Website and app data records
· · ·

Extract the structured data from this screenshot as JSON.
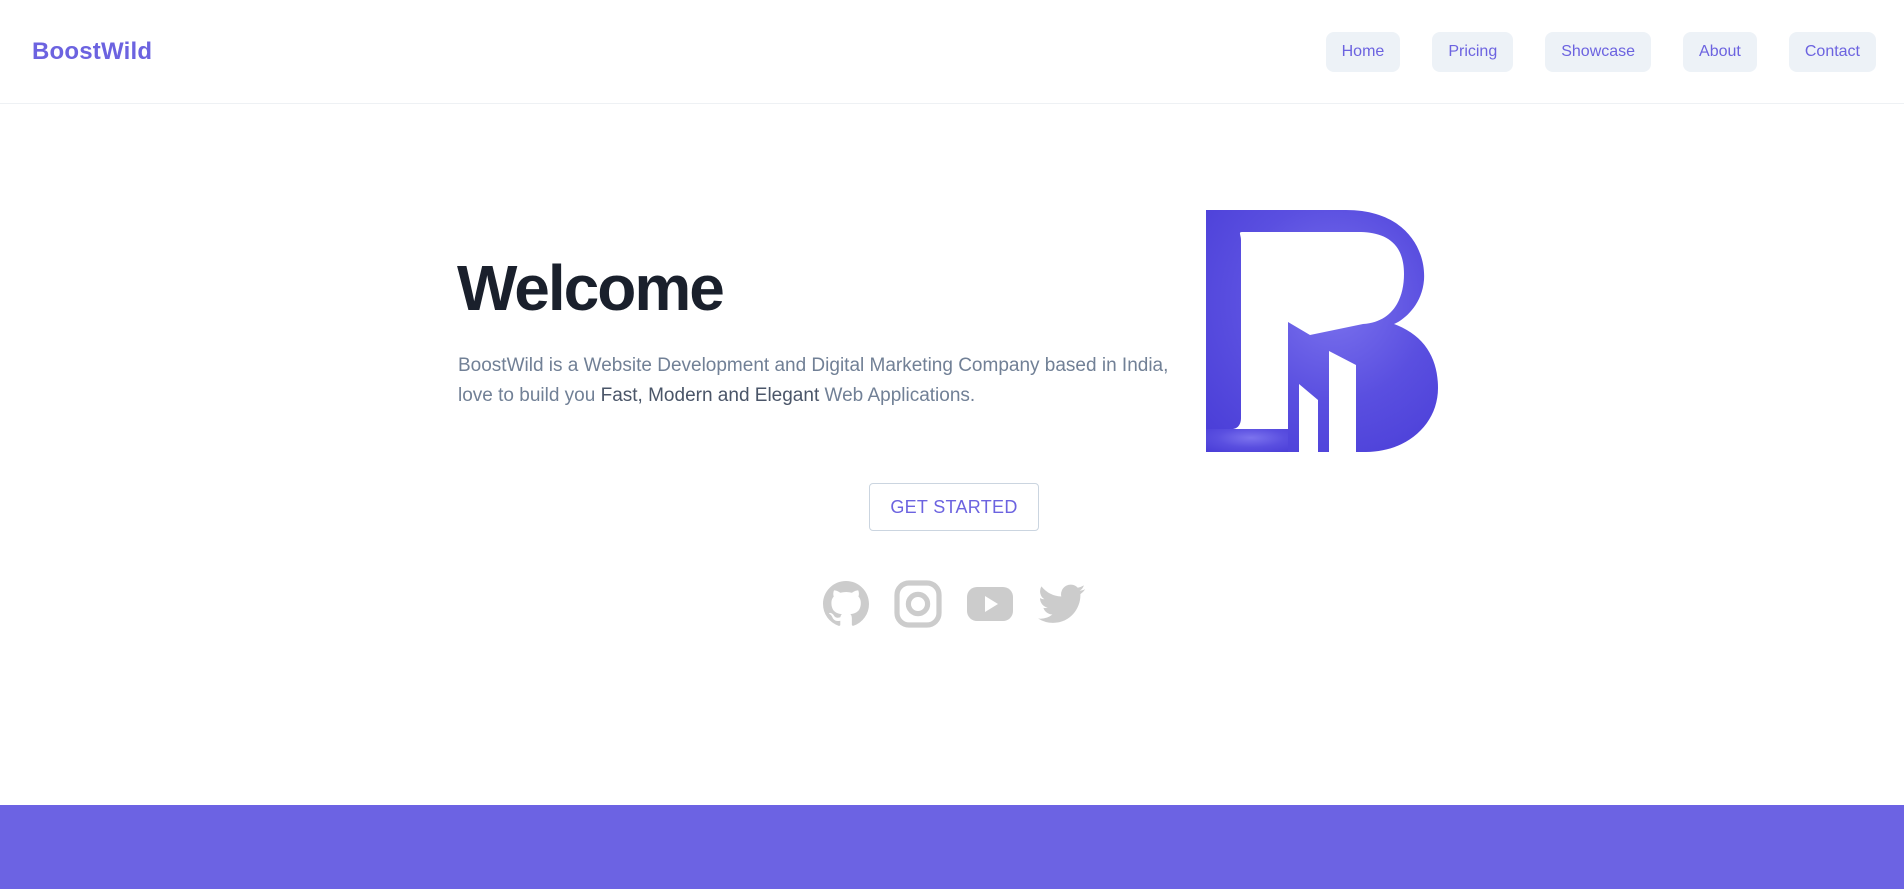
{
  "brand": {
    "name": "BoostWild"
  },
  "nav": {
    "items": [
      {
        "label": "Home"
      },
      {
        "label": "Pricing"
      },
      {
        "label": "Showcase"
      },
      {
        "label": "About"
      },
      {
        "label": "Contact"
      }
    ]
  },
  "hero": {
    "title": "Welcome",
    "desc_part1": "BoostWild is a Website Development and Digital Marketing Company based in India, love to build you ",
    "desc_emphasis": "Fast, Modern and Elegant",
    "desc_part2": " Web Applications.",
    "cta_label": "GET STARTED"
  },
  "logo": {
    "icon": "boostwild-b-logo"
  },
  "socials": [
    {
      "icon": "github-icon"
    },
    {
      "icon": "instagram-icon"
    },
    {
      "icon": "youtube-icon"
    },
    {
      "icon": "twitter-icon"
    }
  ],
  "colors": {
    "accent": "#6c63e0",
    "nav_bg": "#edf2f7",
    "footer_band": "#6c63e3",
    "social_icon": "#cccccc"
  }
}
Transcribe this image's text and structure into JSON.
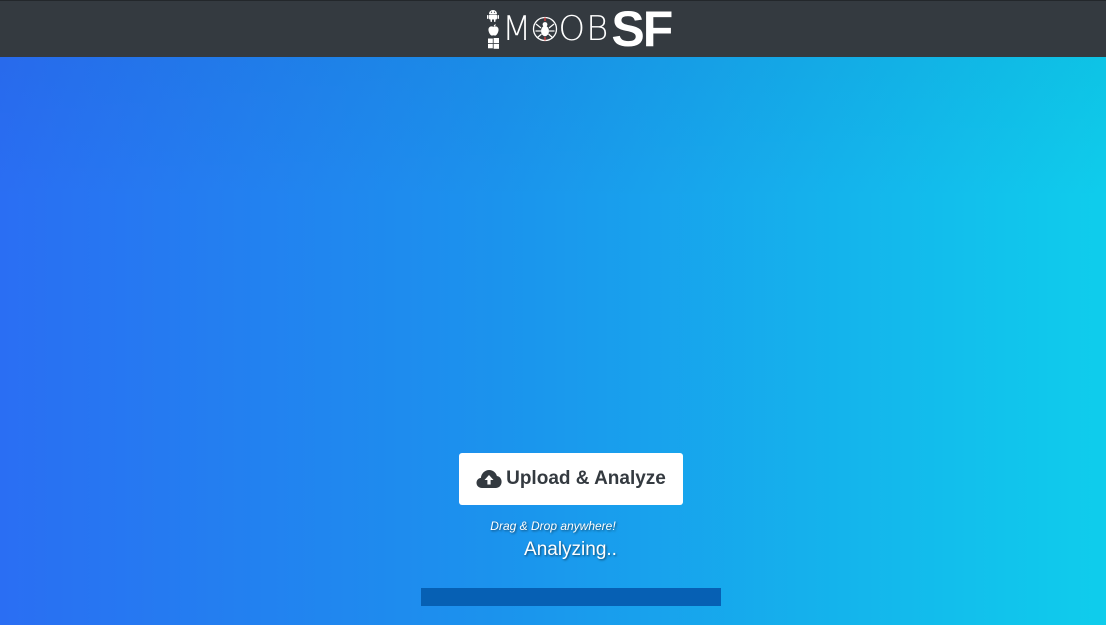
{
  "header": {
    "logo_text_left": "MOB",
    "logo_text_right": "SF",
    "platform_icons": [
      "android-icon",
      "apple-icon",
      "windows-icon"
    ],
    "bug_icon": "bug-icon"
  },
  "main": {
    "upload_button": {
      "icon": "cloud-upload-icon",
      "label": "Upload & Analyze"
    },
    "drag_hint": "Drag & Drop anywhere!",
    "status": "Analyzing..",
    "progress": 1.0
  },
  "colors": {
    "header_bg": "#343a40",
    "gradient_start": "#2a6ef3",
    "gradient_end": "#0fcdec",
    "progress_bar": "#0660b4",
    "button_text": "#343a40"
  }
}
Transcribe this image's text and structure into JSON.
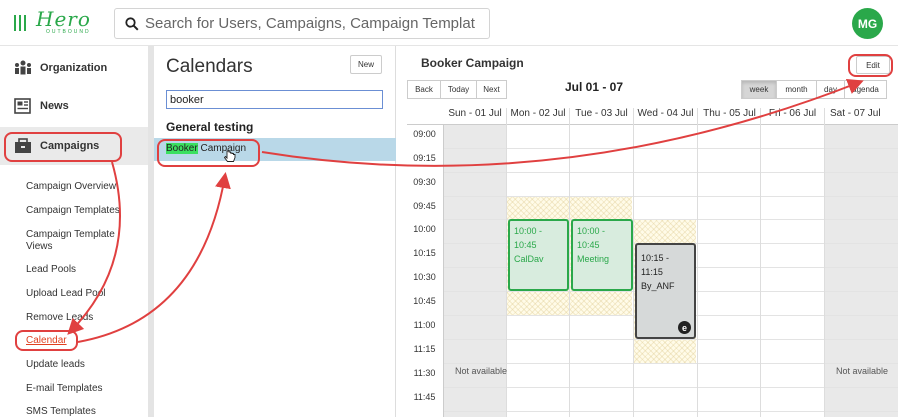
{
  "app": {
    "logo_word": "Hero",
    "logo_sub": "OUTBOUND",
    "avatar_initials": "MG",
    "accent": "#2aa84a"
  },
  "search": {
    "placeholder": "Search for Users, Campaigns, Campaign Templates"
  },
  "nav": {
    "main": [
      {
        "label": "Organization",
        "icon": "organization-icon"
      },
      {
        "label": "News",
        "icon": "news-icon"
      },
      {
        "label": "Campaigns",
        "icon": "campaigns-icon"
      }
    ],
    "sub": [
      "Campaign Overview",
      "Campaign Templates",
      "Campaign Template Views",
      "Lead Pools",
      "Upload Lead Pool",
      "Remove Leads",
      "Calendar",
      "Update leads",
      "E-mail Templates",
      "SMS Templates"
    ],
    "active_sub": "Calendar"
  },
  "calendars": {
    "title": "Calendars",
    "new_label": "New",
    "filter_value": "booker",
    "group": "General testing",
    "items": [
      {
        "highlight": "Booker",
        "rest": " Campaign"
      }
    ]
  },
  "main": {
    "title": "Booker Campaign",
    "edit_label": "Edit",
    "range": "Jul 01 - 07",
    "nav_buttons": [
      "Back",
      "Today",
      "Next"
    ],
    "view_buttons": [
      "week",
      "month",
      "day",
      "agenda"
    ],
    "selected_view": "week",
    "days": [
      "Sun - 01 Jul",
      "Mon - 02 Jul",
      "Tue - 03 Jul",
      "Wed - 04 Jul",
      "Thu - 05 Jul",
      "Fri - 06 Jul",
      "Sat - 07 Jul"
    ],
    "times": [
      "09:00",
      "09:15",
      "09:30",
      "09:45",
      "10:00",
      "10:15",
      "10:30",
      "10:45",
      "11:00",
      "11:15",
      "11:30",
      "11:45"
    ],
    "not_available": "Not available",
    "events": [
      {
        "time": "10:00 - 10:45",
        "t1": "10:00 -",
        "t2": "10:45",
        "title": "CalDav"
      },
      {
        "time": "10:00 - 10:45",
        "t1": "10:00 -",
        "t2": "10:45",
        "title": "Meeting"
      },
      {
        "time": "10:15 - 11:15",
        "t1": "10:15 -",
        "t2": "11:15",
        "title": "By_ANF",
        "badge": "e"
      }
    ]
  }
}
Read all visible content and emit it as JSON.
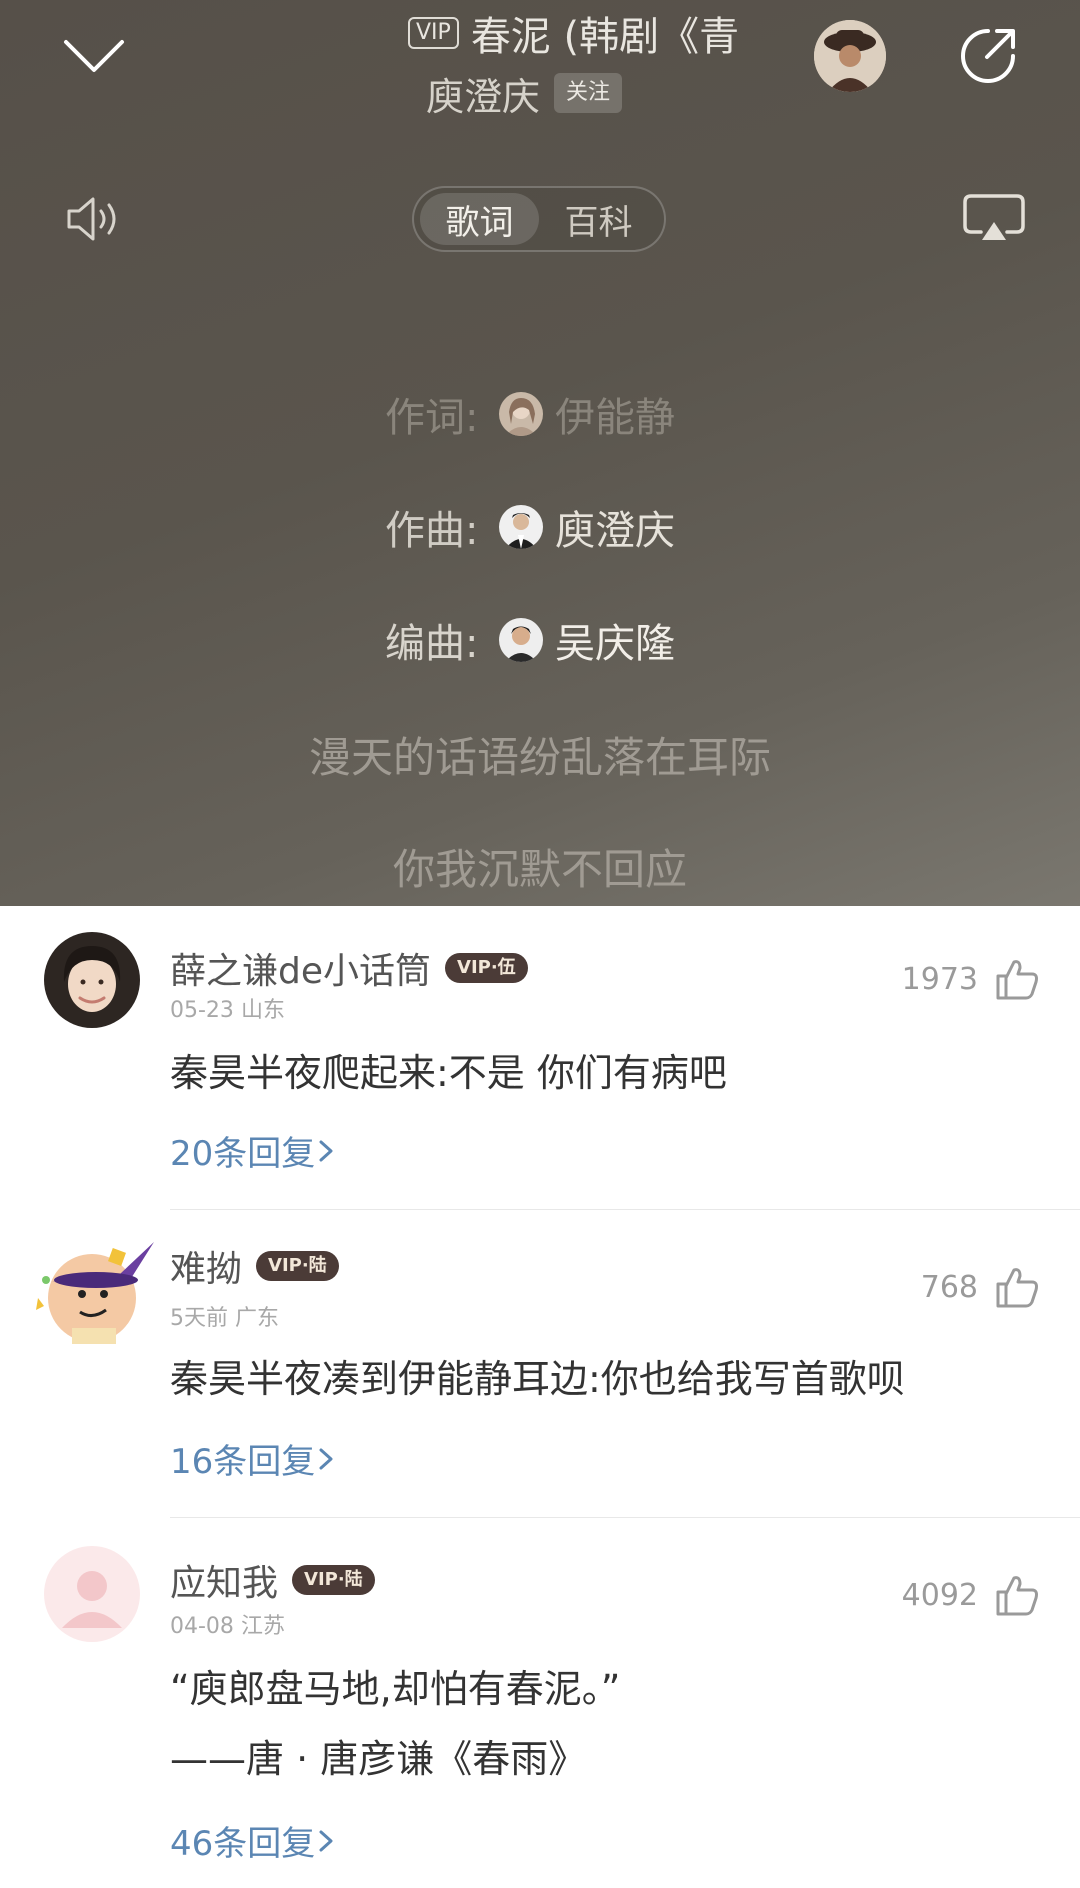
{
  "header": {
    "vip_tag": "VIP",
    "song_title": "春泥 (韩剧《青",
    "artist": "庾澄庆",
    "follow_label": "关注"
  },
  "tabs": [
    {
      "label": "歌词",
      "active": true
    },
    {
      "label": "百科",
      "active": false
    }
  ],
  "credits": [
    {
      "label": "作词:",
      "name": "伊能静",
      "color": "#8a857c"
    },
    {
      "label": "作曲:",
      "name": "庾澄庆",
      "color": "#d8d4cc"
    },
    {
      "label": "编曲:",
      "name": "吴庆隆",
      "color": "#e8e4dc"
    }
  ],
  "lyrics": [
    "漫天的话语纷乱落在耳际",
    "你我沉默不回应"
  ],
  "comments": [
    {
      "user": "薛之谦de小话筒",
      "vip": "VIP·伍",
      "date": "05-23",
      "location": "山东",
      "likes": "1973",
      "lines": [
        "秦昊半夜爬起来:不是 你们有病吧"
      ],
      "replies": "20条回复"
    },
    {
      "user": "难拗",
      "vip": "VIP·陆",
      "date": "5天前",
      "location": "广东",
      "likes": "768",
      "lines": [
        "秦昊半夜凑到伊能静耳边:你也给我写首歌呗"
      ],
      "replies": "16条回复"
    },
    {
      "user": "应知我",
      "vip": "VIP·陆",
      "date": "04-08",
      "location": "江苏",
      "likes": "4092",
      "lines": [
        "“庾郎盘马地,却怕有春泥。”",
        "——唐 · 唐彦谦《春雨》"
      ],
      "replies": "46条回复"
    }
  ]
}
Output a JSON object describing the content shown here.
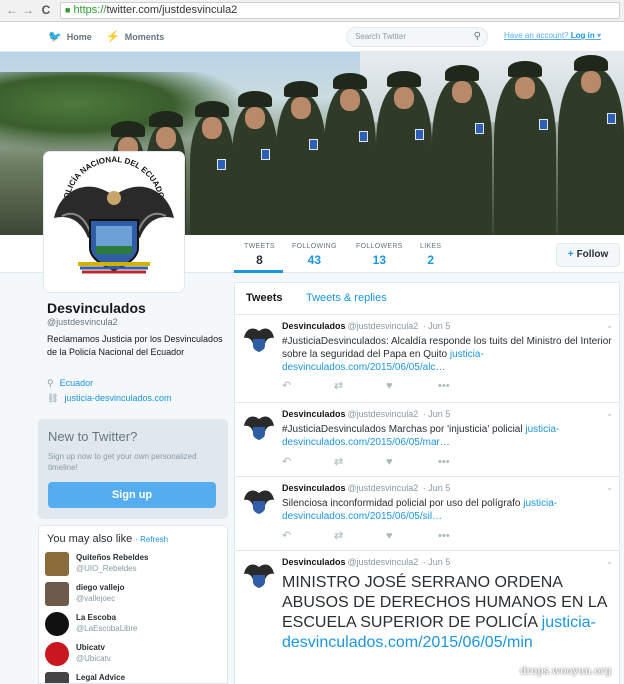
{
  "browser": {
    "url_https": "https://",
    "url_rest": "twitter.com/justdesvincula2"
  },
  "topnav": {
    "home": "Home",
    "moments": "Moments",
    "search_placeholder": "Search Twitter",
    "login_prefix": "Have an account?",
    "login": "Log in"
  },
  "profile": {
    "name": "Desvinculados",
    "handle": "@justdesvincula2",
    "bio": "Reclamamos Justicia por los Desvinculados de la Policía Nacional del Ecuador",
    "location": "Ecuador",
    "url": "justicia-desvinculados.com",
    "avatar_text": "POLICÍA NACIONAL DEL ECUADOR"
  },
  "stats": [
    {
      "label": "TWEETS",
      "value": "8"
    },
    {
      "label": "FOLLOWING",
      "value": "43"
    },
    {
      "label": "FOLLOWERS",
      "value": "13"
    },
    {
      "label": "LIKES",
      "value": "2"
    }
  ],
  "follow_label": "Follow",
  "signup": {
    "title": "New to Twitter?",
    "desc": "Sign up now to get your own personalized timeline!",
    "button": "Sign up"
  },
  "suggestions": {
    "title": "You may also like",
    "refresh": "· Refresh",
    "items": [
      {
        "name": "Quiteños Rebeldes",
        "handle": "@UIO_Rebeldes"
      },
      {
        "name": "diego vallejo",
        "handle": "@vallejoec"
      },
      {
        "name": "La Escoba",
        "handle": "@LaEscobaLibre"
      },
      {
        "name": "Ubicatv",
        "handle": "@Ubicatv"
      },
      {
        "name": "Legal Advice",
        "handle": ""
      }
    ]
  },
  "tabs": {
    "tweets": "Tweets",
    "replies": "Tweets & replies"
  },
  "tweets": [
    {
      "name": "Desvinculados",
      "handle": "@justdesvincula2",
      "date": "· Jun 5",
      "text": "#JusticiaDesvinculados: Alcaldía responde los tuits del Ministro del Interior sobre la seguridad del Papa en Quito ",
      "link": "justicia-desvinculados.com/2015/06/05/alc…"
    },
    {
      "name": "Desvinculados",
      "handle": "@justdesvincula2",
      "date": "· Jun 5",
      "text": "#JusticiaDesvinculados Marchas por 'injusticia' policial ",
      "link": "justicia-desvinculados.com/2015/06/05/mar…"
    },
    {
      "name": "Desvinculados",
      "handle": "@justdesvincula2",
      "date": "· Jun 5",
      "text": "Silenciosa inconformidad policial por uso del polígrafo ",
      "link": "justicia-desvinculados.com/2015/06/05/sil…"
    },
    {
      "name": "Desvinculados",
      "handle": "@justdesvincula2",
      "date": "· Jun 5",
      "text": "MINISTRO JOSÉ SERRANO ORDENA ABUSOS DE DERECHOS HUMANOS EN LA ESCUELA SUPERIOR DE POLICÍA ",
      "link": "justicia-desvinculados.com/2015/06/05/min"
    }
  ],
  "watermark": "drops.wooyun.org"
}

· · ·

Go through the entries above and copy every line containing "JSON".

Extract the structured data from this screenshot as JSON.
Transcribe this image's text and structure into JSON.
Transcribe this image's text and structure into JSON.
Read all visible content and emit it as JSON.
Output a JSON object describing the content shown here.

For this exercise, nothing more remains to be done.